In my first look we covered what the Blue Force Gear Saw Pouch was made from. If you haven’t read that I suggest checking it out here. Today, I’m doing a pure performance review. The SAW pouch by Blue Force Gear is a big pouch. You can squeeze a wide variety of different pieces of gear into it. Ammo, magazines, food, water, all have a place in the pouch. A long time ago I served as a machine gunner in the USMC. I carried a beloved M240 and a M249 SAW during my first pump, and the M240 during my second. In that time I used a hodgepodge of SAW pouches to carry ammo. I still have two of these old pouches, and while they worked alright, they were far from perfect.
Problems with Pouches

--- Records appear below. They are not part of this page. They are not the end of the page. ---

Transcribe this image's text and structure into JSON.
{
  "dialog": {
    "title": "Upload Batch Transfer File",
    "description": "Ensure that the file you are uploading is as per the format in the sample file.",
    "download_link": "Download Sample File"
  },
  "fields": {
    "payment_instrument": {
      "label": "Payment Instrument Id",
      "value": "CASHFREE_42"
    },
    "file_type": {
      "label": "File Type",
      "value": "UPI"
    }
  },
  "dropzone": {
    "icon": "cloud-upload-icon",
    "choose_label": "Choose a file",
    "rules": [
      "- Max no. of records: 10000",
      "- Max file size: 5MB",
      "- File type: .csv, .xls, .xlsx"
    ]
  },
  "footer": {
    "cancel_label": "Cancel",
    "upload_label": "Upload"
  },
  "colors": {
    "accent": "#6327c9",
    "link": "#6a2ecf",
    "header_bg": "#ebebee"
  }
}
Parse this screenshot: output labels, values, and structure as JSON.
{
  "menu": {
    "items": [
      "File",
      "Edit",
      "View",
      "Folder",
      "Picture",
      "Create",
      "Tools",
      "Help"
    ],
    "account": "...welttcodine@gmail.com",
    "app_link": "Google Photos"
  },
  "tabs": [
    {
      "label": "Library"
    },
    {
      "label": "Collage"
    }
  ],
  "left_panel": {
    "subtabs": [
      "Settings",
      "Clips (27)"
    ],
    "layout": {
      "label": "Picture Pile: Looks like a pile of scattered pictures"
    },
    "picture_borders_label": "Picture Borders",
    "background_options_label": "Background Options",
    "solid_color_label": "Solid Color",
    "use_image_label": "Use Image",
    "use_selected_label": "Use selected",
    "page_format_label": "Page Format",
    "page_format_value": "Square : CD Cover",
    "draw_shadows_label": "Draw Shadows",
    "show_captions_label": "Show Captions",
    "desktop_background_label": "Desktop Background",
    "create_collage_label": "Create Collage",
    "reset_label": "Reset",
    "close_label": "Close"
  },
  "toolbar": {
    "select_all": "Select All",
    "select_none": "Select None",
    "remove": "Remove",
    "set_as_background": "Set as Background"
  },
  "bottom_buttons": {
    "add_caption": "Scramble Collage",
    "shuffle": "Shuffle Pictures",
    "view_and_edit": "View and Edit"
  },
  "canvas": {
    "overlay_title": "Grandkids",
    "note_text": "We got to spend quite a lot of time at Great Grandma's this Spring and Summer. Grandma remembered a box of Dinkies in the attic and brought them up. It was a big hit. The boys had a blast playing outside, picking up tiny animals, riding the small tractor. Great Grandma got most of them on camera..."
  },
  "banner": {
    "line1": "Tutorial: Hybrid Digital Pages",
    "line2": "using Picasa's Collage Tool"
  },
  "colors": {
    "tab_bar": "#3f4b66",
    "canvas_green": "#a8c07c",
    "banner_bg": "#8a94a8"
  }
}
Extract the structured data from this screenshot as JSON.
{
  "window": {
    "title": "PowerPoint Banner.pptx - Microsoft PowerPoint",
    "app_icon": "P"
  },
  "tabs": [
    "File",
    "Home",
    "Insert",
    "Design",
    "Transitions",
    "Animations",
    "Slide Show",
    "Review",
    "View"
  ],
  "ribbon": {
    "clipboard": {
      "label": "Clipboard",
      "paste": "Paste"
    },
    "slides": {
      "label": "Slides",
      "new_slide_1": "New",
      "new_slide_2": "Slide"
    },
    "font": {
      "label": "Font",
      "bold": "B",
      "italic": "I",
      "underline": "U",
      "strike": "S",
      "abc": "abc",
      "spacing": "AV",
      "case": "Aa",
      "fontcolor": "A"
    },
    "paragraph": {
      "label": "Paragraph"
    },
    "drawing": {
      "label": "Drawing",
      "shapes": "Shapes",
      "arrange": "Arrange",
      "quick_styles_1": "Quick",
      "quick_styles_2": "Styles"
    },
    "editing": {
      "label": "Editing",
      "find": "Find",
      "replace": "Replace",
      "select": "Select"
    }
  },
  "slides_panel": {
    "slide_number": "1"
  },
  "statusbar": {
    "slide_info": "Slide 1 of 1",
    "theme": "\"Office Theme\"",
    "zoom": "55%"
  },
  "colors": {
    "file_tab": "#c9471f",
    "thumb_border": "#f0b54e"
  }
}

First of all they weren’t water resistant, and there wasn’t a standard size. One fit a 200 round SAW drum or a 100 round belt of 7.62 NATO perfectly. The other could fit one 100 round cloth pouch, and about seventy rounds of 7.62. This lead to me being imaginative in carrying my ammo. I even utilized cloth bandoleers, as seen here.
Another issue is that it went flat as soon as the ammo was removed. When using the SAW we had a general rule that the disposable plastic drums were packed out. The idea that they could be used as bait for an IED clung to us. So when I had to reload in the middle of a gunfight I’d throw a new one on the gun and drop the plastic one. This kept me in the fight and made reloading quicker.

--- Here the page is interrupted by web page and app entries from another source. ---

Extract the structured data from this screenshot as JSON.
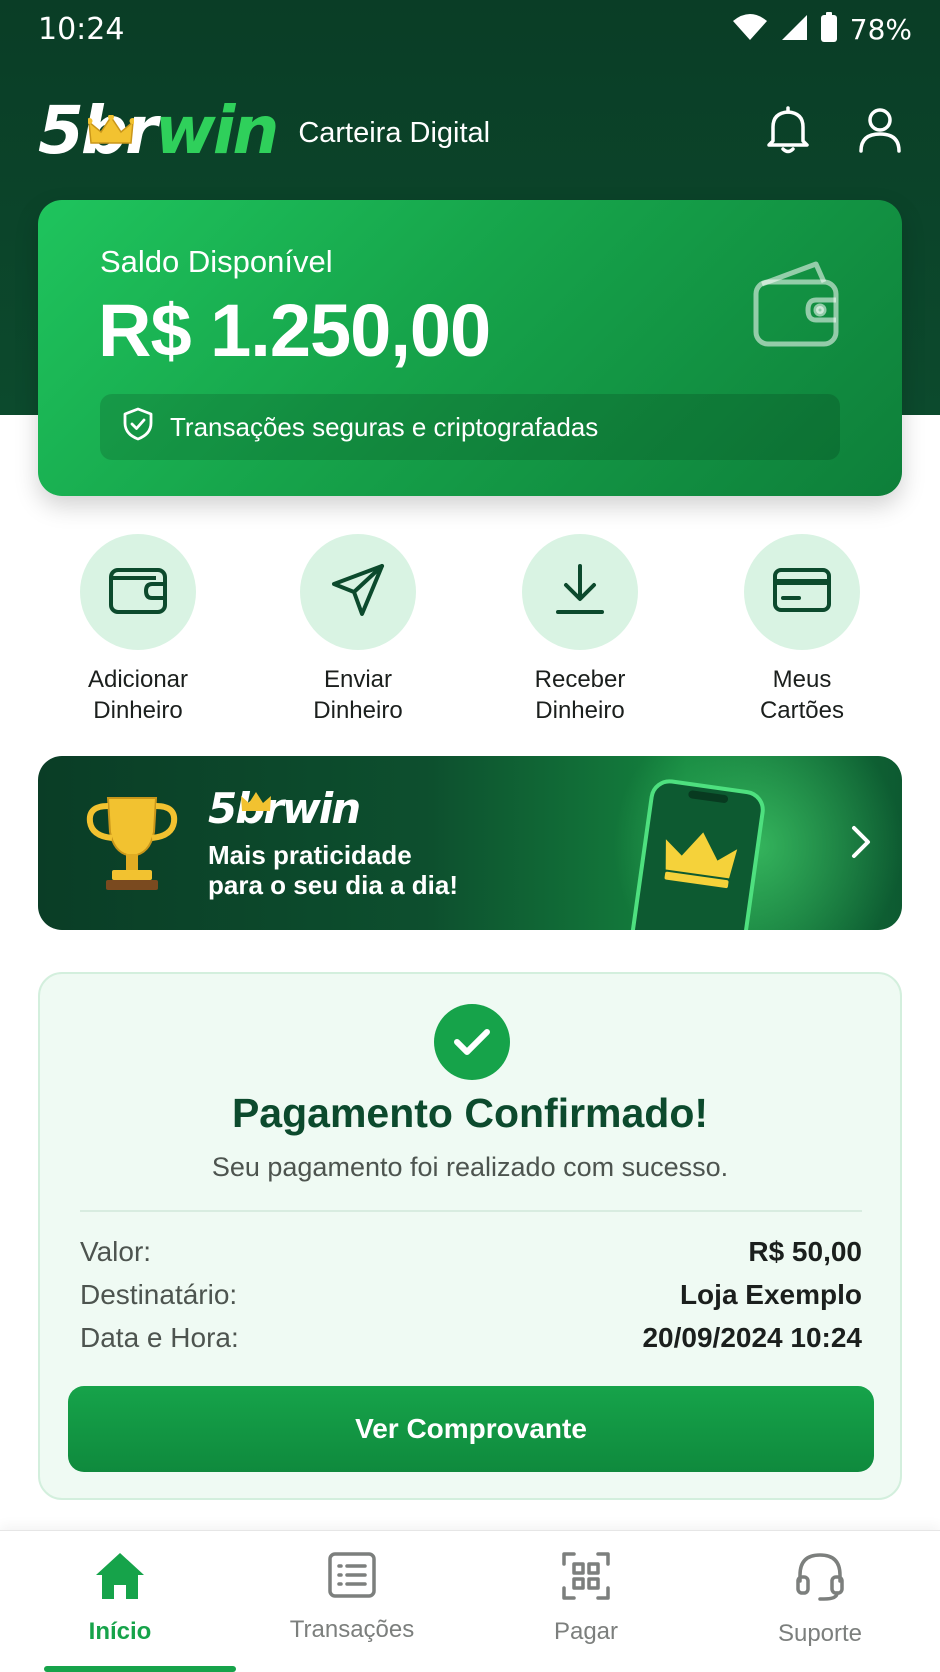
{
  "status_bar": {
    "time": "10:24",
    "battery": "78%"
  },
  "header": {
    "logo_prefix": "5br",
    "logo_suffix": "win",
    "subtitle": "Carteira Digital"
  },
  "balance": {
    "label": "Saldo Disponível",
    "value": "R$ 1.250,00",
    "security_note": "Transações seguras e criptografadas"
  },
  "quick_actions": [
    {
      "line1": "Adicionar",
      "line2": "Dinheiro",
      "icon": "wallet-icon"
    },
    {
      "line1": "Enviar",
      "line2": "Dinheiro",
      "icon": "send-icon"
    },
    {
      "line1": "Receber",
      "line2": "Dinheiro",
      "icon": "download-icon"
    },
    {
      "line1": "Meus",
      "line2": "Cartões",
      "icon": "card-icon"
    }
  ],
  "promo": {
    "logo": "5brwin",
    "line1": "Mais praticidade",
    "line2": "para o seu dia a dia!"
  },
  "confirmation": {
    "title": "Pagamento Confirmado!",
    "subtitle": "Seu pagamento foi realizado com sucesso.",
    "rows": [
      {
        "label": "Valor:",
        "value": "R$ 50,00"
      },
      {
        "label": "Destinatário:",
        "value": "Loja Exemplo"
      },
      {
        "label": "Data e Hora:",
        "value": "20/09/2024 10:24"
      }
    ],
    "button": "Ver Comprovante"
  },
  "bottom_nav": [
    {
      "label": "Início",
      "icon": "home-icon",
      "active": true
    },
    {
      "label": "Transações",
      "icon": "list-icon",
      "active": false
    },
    {
      "label": "Pagar",
      "icon": "qr-scan-icon",
      "active": false
    },
    {
      "label": "Suporte",
      "icon": "headset-icon",
      "active": false
    }
  ],
  "colors": {
    "dark_green": "#0a3d26",
    "accent": "#16a34a",
    "light_green": "#d9f3e3",
    "logo_green": "#2fd05b",
    "gold": "#f2c230"
  }
}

However, when it came time to move I had to grab the drum, move, drop the drum, and resume fighting. Alternatively, I had to move, carry the gun, and try to put the drum back into the pouch with one hand. Neither option was optimum. When I carried the M240 the larger ammunition and lack of drums meant I carried a 50 round ‘starter’ belt. That wouldn’t last long in a fight, so reloading was important.
Enter the Blue Force Gear Saw Pouch
The 100 round belt in my pouches didn’t fill the pouch, so it closed part of the way, so I would have had to wrestle it out and try my fastest to reload. The Blue Force Gear SAW pouch doesn’t have that problem. It stays opened unless pressed and held flat. Putting a drum back in, or pulling a belt of ammo out would be a helluva lot easier.
Nice and Wide
Unfortunately these days I don’t carry a belt fed weapon, and neither do most of us. What purpose would the Blue Force Gear pouch serve us? First and foremost it’s perfect to extend a pack, make it bigger, better, and more accessible. You can fit a day trips worth of chow and a few bottles of water in it easily. This keeps everything accessible and easy to find. This is a really big pouch, so you can do a lot with it.
I was running some magazine change drills and attached this to my Telor Tactical Go Belt. I didn’t use it as a mag pouch, but a drop pouch. During tactical reloads I found it to be incredibly easy to toss the magazines in pouch. The mouth of the pouch is always opened. I figured if it was hungry, I’d feed it.
I personally hate most drop pouches. They sag, and you have to really push the mag in, with this one I just drop it in. If I needed to move all I’d have to do is secure the pouch with it’s easy open lid. The pouch had no problems closing on 40 round PMAGs. So you can fit some tall things in there.
On the Drums
Speaking of PMAGs. Have you guys seen the new Magpul D60 drum? This pouch is perfect for it. If you wanted to run drums you’d need something to carry it. Let’s face it TACO pouches ain’t gonna work. The drum is big, but the pouch is bigger, so retrieval for reloads is simple. Also, FN is producing a semi auto SAW. So if you want one, you’ll need a way to carry ammo.
The pouch itself is resistant to almost any damage I’ve put it through. It went through some real extensive testing as a drop pouch for a SCAR 16s, a Scorpion Carbine, and on the trap range. It turns out a box of 12 gauge ammo fits in it perfectly when busting skeet. The pouch isn’t water proof, but it’s water resistant. Dew, mist, fog, aren’t going to settle on it and bleed through. The same goes for laying in wet grass. Your ammo is gonna stay dry.
The PALS webbing on the back is made from the same Ultracomp the pouch is. Because of this you get just a hair of flex. This little bit of flex makes it a lot easier to weave on tight webbing. The end of the PALS straps have velcro, which attaches the last rung of PALS. The ends have a fabric no slip cap, so if the velcro goes out the straps will catch on the webbing. This ensures the Blue Force Gear SAW pouch is always secure.
All in all, I’m glad someone is finally looking out for my belt fed brothers. The options for carrying ammo have always been small for belt fed weapons. It’s glad to see a high quality piece of gear that is built to last, and it seems to be perfect for belt fed ammo. This is the pouch I would’ve designed when I was carrying a machine gun. The Blue Force Gear Saw pouch is well designed, easy to use, and is a solid piece of kit.